Adelaide United and Sydney FC have the right to be particularly aggrieved after a review of contentious calls.
The A-League's director of referees, Ben Wilson, says wrong decisions happened before both Adelaide and Sydney copped goals in their separate defeats.
The mistakes were among four bloopers by referees from 10 contentious incidents which have been reviewed from weekend games.
But Wilson is content with the standard of referees, and hopes the A-League doesn't follow other sports in banning coaches and players from commenting on decisions.
"I'm happy with the standard of refereeing, on the understanding that we can still get better," Wilson told reporters on Monday.
Adelaide and Sydney suffered from wrong decisions in plays that led to them conceding goals.
United, who lost 2-1 to Western Sydney Wanderers on Friday night, should have been awarded a free kick for a Wanderers handball in the chain of play which ended with the Reds conceding a Tomi Juric goal.
And Perth's match-winner in their 1-0 triumph against Sydney FC came after what Wilson said was an obvious offside call was missed.
Wilson also said Western Sydney's Jerome Polenz should have been red-carded for a second-half tackle which floored Adelaide's Awer Mabel.
Polenz got a yellow card, and Wilson admitted the Wanderers' defender should also have been sent off for a crude challenge the week prior on Sydney's Richard Garcia.

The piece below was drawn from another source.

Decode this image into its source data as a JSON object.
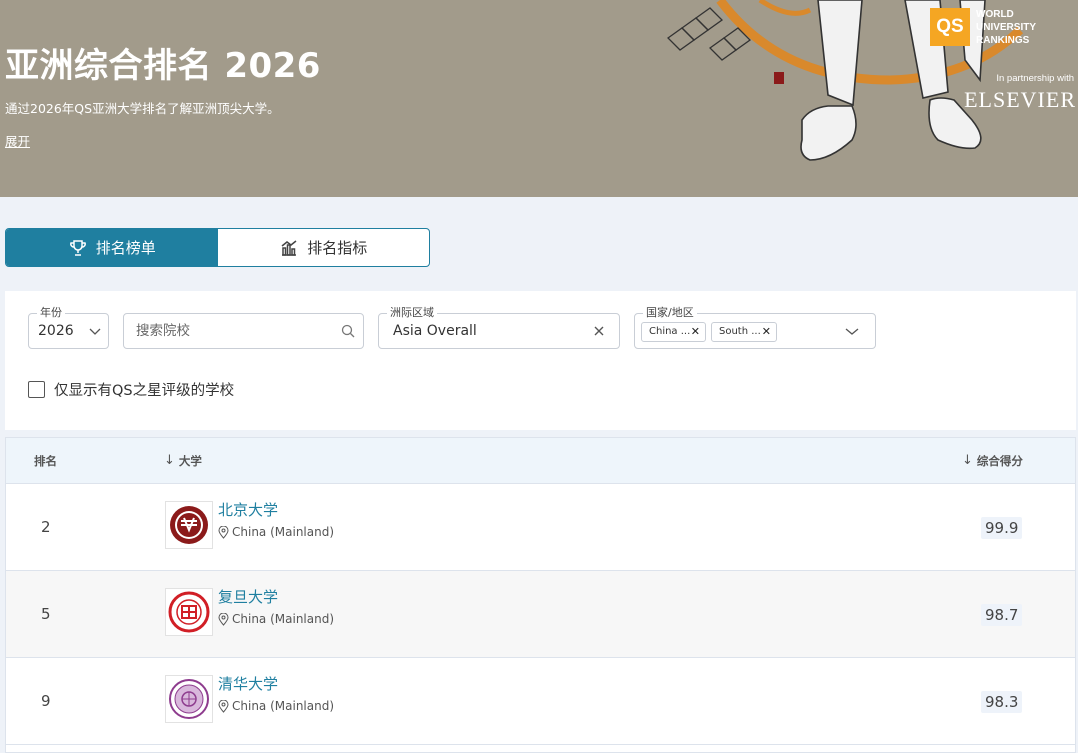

The other mistake from the weekend was the offside call against Brisbane - made from a Brisbane throw-in against Melbourne Heart - which Wilson said was an unacceptable concentration lapse.
He said the number of obvious errors was "unusually high" but said the referees were held accountable.
"Those people that perform get more matches than those people who don't perform," he said.
"They make decisions on the first and only chance they have to see the incident. Obviously if they had the benefit of multiple replays, they might make different decisions."
Sydney FC coach Frank Farina was among managers and players to vent their frustration about the refereeing standards, but Wilson hoped the league wouldn't censure such comment.
"It's an emotional game and if they feel aggrieved, I haven't got a problem with them commenting on the performance of referees - as long as they're not questioning their integrity of the referee," he said.
"I don't think we want to go down the path of not allowing people to speak on the referee performances."